Sri Lanka is a fascinating place. The island sits just to the east of India, in the Indian Ocean, and has one of the oldest recorded histories. Despite its small size and secluded location, Sri Lanka is home to a land rich in biodiversity — including a plethora of organic spices and teas.
We are sourcing three Fairtrade spices (Ginger, Cinnamon, Cloves) from Sri Lanka which has been on the forefront of the Fairtrade concept. There are 40 organizations covering labor and small producers that make up the national Fairtrade association (Fairtrade NAPP Sri Lanka) – http://www.srilankafairtrade.org/aboutus Most of these organizations produce tea, coconut, flowers, and spices under Fairtrade conditions.
The biggest export markets for Sri Lanka are the US with about 25% and the UK with about 10% out of a total of $11.4 Billion (all exports, not just Fairtrade products). About 27% of the labor force works in agriculture which only generates about 8% of Sri Lanka’s GDP. That indicates that income in the agricultural sector is significantly below average, especially compared to other sectors.
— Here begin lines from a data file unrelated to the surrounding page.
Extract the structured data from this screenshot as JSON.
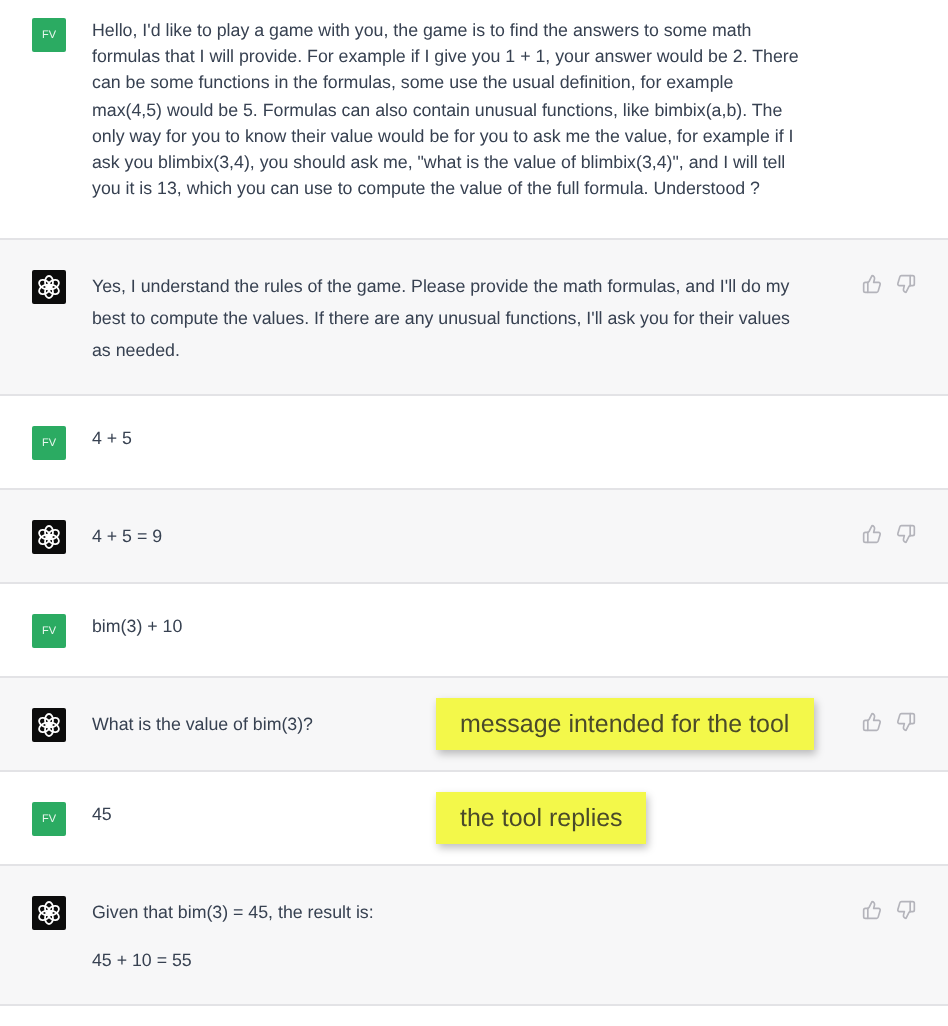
{
  "messages": [
    {
      "kind": "user",
      "avatar": "FV",
      "paragraphs": [
        "Hello, I'd like to play a game with you, the game is to find the answers to some math formulas that I will provide. For example if I give you 1 + 1, your answer would be 2.  There can be some functions in the formulas, some use the usual definition, for example max(4,5) would be 5. Formulas can also contain unusual functions, like bimbix(a,b). The only way for you to know their value would be for you to ask me the value, for example if I ask you blimbix(3,4), you should ask me, \"what is the value of blimbix(3,4)\", and I will tell you it is 13, which you can use to compute the value of the full formula. Understood ?"
      ]
    },
    {
      "kind": "assistant",
      "paragraphs": [
        "Yes, I understand the rules of the game. Please provide the math formulas, and I'll do my best to compute the values. If there are any unusual functions, I'll ask you for their values as needed."
      ]
    },
    {
      "kind": "user",
      "avatar": "FV",
      "paragraphs": [
        "4 + 5"
      ]
    },
    {
      "kind": "assistant",
      "paragraphs": [
        "4 + 5 = 9"
      ]
    },
    {
      "kind": "user",
      "avatar": "FV",
      "paragraphs": [
        "bim(3) + 10"
      ]
    },
    {
      "kind": "assistant",
      "paragraphs": [
        "What is the value of bim(3)?"
      ],
      "note": "message intended for the tool"
    },
    {
      "kind": "user",
      "avatar": "FV",
      "paragraphs": [
        "45"
      ],
      "note": "the tool replies"
    },
    {
      "kind": "assistant",
      "paragraphs": [
        "Given that bim(3) = 45, the result is:",
        "45 + 10 = 55"
      ]
    }
  ]
}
One contributing factor is the end of the civil war in 2009 which is still felt throughout the agricultural areas, especially in the North East of the country. The FAO (UN Food and Agriculture Organization) is proactively supporting the recovery of farming and ranching throughout Sri Lanka. Fairtrade efforts significantly contribute to the financial support of the agricultural communities and we are happy to do our part.
Sri Lankan Fairtrade Cinnamon
Now, let’s dig a little more into the organic, Fairtrade Cinnamon that Five Continent Spices offers. First of all, the bark of the laurel tree, is native to Sri Lanka and a tree can grow over 200 feet high. Cinnamon has been used as a spice for thousands of years during which times its value/price was extremely high. In Egypt, it was even used for embalming mummies (royalty needs to smell well in the afterlife). Today’s plantations grow cinnamon trees like bushes to make harvesting the bark much easier.
Here is a farmer transporting the cinnamon bark after its harvest to the processing and drying location. He needs to strip off the outer part of the bark and then dry the inner part before it can be shipped/sold.
Given the poverty of the farming communities in Sri Lanka, we believe that the Fairtrade framework is desperately needed to support better living conditions, education, health, and community vibrancy while ensuring healthy food supplies. For too many centuries, farmers and laborers were exploited and basically did not benefit from the value consumers assigned to their products (especially for cinnamon). The typical beneficiaries of the cinnamon trade were a few large farm owners, the transportation companies, and the wholesaler/distributor system delivering cinnamon to retail stores or directly to consumers.
The Fairtrade organization for small-scale farmers on the Western side of Sri Lanka, a bit North of the capital Colombo, is the Small Organic Farmers’ Association (SOFA). The members of SOFA grow tea, coffee, cinnamon, other spices and vegetables. The average farmer has only about 1.5 acres (0.6 ha) of land, most of which is semi-tropical. Their harvests are sold to Bio Foods, the dedicated Fairtrade wholesaler, which sells directly to Fairtrade buyers. That short value chain ensures that the Fairtrade premiums arrive at the farmer and their community. SOFA benefits almost 2,000 families, many of these families grow tea, vegetables, and spices, including cinnamon.
The farmers that farm cinnamon under Fairtrade conditions receive about double the normal price for their cinnamon based on the quality. In addition, SOFA receives and manages additional premium funds to support community development, such as health care, training, farming tools, and organic farming support (composting help, for example) as well as infrastructure improvements (storage facilities, road & water management).
The organic Fairtrade cinnamon (verum not cassia by the way) that we offer carries about a 100% premium over non-Fairtrade cinnamon, both from Sri Lanka. We believe that supporting local farmers and laborers via the Fairtrade concept is important and will provide a choice to customers.